Locals concerned about friends, family in Japan
By NEAL WAGNER / City Editor
For most Shelby County residents, images of earthquake devastation and explosion-rocked nuclear reactors draw compassion and sorrow for those affected by Japan’s recent disaster.
But for others, the uncertainty surrounding the country is taking a much more personal toll.
Alabaster Personnel Director Clark Boyd was born in Japan, and still has several family members, including a daughter, in the country.
Boyd’s daughter lives in Kyoto, which is directly west of Tokyo on the side of the country closest to Korea, and his mother, his aunt and nieces and nephews live in Fukuoka, which is on the northern tip of Japan’s southernmost main island.
Although his family members live hundreds of miles away from the heart of the devastation surrounding Sendai northeast of Tokyo, the threat of a possible radioactive leak from Japan’s several damaged nuclear power reactors has Boyd worried, he said.

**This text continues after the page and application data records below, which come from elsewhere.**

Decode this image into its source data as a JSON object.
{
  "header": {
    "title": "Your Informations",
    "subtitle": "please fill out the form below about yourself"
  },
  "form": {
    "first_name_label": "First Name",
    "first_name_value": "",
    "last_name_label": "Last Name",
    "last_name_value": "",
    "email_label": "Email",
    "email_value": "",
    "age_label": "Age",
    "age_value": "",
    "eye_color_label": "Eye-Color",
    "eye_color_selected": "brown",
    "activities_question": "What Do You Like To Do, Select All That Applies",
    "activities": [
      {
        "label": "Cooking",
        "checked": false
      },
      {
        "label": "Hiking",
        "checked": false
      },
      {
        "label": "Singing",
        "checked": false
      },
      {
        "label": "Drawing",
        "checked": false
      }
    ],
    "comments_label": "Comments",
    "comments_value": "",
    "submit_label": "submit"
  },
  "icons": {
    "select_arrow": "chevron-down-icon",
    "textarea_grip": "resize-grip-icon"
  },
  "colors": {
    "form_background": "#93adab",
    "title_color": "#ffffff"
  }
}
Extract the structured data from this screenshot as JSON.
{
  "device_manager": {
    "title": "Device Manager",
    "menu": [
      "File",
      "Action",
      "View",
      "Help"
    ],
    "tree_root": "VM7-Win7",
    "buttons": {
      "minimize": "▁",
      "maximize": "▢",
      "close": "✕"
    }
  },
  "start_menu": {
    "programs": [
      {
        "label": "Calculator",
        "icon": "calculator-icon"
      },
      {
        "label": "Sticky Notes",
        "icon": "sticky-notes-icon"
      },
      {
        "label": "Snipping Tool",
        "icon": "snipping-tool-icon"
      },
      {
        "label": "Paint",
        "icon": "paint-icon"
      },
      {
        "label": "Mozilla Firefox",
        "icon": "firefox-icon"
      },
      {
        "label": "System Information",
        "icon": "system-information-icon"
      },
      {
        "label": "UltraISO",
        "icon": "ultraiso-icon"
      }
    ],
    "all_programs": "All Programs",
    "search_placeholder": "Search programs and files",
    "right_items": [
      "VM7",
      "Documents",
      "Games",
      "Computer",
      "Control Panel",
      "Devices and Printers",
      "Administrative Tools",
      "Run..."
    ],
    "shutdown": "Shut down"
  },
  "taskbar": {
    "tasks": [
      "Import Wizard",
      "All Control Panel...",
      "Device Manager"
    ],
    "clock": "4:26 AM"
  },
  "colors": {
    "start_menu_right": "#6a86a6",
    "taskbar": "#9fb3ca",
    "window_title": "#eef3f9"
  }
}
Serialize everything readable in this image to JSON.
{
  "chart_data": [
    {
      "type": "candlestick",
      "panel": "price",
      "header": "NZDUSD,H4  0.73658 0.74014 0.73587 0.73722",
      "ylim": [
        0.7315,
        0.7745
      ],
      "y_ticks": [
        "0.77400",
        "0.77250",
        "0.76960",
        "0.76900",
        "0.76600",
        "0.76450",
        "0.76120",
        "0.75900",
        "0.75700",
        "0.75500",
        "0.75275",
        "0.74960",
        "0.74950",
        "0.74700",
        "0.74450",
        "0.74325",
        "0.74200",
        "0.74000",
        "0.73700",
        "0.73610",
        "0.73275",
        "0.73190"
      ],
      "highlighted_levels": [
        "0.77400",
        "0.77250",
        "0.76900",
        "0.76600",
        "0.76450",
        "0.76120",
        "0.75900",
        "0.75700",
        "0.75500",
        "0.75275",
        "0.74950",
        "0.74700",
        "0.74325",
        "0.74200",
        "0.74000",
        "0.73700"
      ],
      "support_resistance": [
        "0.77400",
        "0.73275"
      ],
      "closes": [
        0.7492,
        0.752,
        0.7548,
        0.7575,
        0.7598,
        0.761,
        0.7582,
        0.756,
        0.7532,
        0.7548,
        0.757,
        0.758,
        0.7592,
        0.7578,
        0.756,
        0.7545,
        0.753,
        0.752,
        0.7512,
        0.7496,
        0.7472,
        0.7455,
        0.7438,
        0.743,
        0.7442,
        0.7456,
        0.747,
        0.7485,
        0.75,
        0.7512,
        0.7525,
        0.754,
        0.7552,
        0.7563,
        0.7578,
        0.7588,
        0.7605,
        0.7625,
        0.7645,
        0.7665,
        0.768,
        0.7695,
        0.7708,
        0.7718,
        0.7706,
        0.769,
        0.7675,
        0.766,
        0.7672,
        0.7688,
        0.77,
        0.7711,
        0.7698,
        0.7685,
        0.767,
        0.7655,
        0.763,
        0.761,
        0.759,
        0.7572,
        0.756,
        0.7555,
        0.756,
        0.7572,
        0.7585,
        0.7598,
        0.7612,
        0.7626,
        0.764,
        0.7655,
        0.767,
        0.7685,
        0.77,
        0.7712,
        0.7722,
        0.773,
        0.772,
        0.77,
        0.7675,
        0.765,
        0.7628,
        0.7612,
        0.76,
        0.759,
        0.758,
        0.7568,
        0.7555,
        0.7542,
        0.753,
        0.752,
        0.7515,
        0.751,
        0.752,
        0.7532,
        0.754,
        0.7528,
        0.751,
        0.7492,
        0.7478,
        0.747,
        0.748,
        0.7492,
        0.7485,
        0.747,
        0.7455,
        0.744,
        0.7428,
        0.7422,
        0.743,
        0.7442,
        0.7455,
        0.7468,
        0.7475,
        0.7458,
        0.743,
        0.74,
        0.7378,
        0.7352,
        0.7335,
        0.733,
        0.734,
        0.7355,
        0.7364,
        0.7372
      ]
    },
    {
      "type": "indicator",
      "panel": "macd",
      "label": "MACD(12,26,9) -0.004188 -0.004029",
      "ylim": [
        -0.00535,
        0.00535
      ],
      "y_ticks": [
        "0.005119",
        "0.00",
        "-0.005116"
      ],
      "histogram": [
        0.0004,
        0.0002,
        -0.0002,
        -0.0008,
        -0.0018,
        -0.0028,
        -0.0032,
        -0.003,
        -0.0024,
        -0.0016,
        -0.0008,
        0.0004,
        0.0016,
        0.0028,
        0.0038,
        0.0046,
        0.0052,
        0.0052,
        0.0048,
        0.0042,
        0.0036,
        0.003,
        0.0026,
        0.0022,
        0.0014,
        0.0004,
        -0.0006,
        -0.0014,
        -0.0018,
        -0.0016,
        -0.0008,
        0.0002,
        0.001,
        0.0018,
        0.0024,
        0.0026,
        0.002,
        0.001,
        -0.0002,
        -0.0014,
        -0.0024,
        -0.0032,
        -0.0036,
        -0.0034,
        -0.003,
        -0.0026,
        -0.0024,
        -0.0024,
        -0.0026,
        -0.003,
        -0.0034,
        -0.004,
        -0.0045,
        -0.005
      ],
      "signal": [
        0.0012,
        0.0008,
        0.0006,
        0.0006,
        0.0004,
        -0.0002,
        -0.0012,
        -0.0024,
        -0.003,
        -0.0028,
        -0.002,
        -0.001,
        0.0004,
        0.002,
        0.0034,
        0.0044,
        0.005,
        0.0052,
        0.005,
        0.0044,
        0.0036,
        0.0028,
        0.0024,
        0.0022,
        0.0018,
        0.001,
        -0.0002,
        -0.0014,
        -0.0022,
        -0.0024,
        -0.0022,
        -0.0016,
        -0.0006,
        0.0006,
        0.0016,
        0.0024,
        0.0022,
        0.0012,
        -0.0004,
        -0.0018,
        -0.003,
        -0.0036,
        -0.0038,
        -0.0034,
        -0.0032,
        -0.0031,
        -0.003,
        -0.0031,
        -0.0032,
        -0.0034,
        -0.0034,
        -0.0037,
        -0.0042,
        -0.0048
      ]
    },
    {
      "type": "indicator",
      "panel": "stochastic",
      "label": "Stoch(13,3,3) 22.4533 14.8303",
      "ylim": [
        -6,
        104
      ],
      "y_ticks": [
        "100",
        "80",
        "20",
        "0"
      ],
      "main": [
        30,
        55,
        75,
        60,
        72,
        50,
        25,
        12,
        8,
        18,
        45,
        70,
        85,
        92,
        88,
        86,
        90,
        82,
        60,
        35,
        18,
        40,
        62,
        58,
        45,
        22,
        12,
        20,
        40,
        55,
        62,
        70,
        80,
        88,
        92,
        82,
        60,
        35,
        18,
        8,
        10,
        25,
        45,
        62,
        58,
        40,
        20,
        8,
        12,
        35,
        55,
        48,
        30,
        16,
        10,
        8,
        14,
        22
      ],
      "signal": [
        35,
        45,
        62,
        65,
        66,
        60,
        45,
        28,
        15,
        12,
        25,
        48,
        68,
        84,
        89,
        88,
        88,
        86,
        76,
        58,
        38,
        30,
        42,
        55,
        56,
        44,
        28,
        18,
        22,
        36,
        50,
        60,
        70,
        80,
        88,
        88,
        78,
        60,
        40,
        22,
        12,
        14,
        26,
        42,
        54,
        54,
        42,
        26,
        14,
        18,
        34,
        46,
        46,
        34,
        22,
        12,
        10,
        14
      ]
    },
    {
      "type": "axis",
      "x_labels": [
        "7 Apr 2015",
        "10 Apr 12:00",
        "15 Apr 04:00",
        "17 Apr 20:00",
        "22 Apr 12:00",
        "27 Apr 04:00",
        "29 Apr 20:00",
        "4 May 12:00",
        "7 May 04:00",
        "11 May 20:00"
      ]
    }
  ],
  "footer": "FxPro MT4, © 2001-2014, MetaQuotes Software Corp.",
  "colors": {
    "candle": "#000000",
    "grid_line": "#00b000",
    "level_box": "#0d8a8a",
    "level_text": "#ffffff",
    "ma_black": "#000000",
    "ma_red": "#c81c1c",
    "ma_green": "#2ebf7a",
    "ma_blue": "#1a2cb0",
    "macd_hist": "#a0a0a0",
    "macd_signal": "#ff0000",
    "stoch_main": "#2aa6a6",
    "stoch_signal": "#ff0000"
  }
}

“I am concerned about that,” Boyd said March 14. “They had all the nuclear safeguards working, and this morning they had a huge hydrogen explosion.
“Now, I’m worried,” Boyd added.
For Birmingham resident Jenny Miller, a 1998 graduate of Thompson High School who taught English at Iki High School in Nagasaki, Japan for two years, a lack of communication from some of her former students and co-workers has her concerned.
“I’ve been trying to get in contact with my old students and co-workers, and I’ve heard back from some of them,” Miller said. “But I still haven’t heard back from several of them.”
Judging by the correspondence she has received from her former friends and colleagues, Miller said many people living in Japan may not fully comprehend the magnitude of the unfolding disaster.
“The e-mails I’ve been getting have been pretty short. They talk about how sad it is, and how everything is just destroyed,” she said. “I will ask them how far away they are from the Fukushima nuclear reactor, and it’s like they aren’t getting the same information we’re getting.”
Because Miller lived and worked in Japan from 2002-2004, she said she still feels a close connection with the country.
“It’s just horrible. Because I lived there for two years, I feel like I have a bond with the country and its people,” she said. “Even though I’m not there, I feel like it’s happening to me too.”
As the disaster’s death toll rises and new developments, such as the March 13 eruption of the Shinmoedake volcano in southern Japan, unfold, Boyd and Miller said they are trying to help in any way they can.
“A lot of this has really hit close to home for me,” Miller said. “It’s been a long weekend.”
“As Christians, we believe in the power of prayer. I appreciate all the prayers I can get,” Boyd said.